I love bikes.
In fact I have a bit of a collection for a variety of terrains (Mountain, Gravel, Road, Commute). I use my bikes for leisure and for transportation, and – until this year – my bike was powered exclusively by me.
But a recent switch in schools for my youngest child required a commute through Vancouver that required some thoughtful reconsideration...
How long would the route take in a car on Vancouver’s roadways?
How far can she ride a bike before she’s done?
And would she have the peddle-power to make it home after a long day? And would the accompanying adult want to do four of those trips a day – there and back for a drop; there and back for the pick-up?
Was the best option to move to the other side of the city?
(The resounding “NOOOO” from the pack still rings in my ears).
And then it came to us. The only sustainable way to make sure that our commute was consistently low impact was an electric cargo bike where our child is the cargo. In fact, we have found that we don’t just use it to transport our little one to school and back but also to all her sporting ventures and well as trips to the grocery store and such. It’s great, you just bike right up and drop off.
We have done over 2000 kms in less than 6 months. This is now our preferred local mode of transportation and here are the reasons why.
The bike we purchased is – hands-down – one of the best investments we’ve made. It was a bit spendy but I believe that, when it comes to electric bikes, you get what you pay for. The good news is it will pay for itself in saved parking, insurance and fuel costs.
We move faster than the cars that are clogging the streets. It’s a great ride, and my daughter feels comfortable and secure. Vancouver is relatively bike friendly so we take bike routes almost all the time. It’s easier than a car and there’s never an issue finding a place to park. You don’t need special athletic gear – this bike is just as happy with your work clothes, play clothes, or school clothes.
You get some exercise – at the level you want
I get as much exercise as I choose and and never more than I want. You can adjust the amount of “assist” but you always have to pedal. And, as we are much more likely to take this bike than our standard bikes, we are clocking far more “pedalling” hours now. The low-impact of pedalling will accommodate this type of exercise well into our advancing years. I sometimes am challenged to build exercise into my day (lack of time, reduced options during lock-downs, or injuries) but I can always get it on my commute to and from the office or the elementary school.
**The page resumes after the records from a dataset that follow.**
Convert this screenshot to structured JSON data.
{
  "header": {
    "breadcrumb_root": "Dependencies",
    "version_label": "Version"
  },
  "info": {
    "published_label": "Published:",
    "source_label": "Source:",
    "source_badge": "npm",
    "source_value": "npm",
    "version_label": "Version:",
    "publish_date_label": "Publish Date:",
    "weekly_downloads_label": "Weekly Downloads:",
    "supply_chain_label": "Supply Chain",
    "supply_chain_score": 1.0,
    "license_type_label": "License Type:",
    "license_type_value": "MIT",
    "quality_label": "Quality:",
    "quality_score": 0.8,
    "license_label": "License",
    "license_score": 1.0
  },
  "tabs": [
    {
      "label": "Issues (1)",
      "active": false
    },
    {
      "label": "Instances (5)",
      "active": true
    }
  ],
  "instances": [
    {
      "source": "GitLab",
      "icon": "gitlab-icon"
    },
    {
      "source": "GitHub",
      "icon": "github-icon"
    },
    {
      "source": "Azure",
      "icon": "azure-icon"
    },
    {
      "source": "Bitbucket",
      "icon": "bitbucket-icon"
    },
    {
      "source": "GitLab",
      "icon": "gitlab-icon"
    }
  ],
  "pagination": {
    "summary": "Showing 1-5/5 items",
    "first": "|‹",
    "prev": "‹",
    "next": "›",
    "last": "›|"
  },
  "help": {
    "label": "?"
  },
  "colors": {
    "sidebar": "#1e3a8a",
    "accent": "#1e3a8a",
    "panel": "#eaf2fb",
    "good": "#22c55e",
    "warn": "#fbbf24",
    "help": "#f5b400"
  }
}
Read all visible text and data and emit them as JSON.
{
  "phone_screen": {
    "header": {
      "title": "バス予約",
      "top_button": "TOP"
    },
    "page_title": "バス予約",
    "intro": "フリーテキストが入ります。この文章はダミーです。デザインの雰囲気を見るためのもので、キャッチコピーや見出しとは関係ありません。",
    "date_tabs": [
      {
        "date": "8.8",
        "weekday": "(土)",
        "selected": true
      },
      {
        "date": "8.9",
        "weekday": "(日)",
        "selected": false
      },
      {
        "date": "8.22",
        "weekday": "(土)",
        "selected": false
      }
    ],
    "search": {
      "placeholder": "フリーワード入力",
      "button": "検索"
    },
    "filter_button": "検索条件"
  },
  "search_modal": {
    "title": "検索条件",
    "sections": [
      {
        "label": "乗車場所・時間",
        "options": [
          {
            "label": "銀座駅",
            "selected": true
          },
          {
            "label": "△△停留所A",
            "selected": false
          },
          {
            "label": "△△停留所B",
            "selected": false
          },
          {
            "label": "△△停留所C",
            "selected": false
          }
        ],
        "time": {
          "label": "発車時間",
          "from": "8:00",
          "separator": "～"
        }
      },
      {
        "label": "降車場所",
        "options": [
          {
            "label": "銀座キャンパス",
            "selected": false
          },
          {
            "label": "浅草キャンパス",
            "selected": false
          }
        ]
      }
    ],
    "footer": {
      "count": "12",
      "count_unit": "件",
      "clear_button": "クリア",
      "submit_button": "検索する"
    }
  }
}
Vancouver is a rainy place with one of the most temperate climates in Canada. We rarely see snow, so we don’t really have to do anything to prepare for wintery road conditions. Hello friends in Calgary (where they saw the white stuff well into the month of May this year)... you may be interested in the balloon tires that hug a snowy road. Here on the Wet Coast, I will likely invest in the new attachments they have to provide some rain coverage.
It has environmental benefits
So much better for the environment than cars, electric bikes have virtually zero emissions, and are not dependent on fossil fuels (at least not in British Columbia where hydro is the primary energy source) and they do not pollute the air. Added bonus - they’re quiet so they don’t contribute to noise pollution, save for the bell you may have to use once in a while.
Supply chain issues
COVID has increased the demand for anything related to outdoor activities and, of course, that includes all types of bikes. At the same time, COVID has disrupted supply chains causing a real lag in meeting demand. For the sake of the planet, let’s hope that the demand keeps growing for all the reasons mentioned and, as we come out of COVID, the supply issues get smoothed out. However, in the short and even medium terms, continue to expect delays in delivery of the bikes and their parts. (You knew I’d bring it back here, right?)
In an article in Car and Driver “The Ride into Our Electric Future Will Be Led by Bikes, 2019”, it was predicted that 300 million electric bikes will be out on the world's roads by 2023. I get it. It’s the way to roll.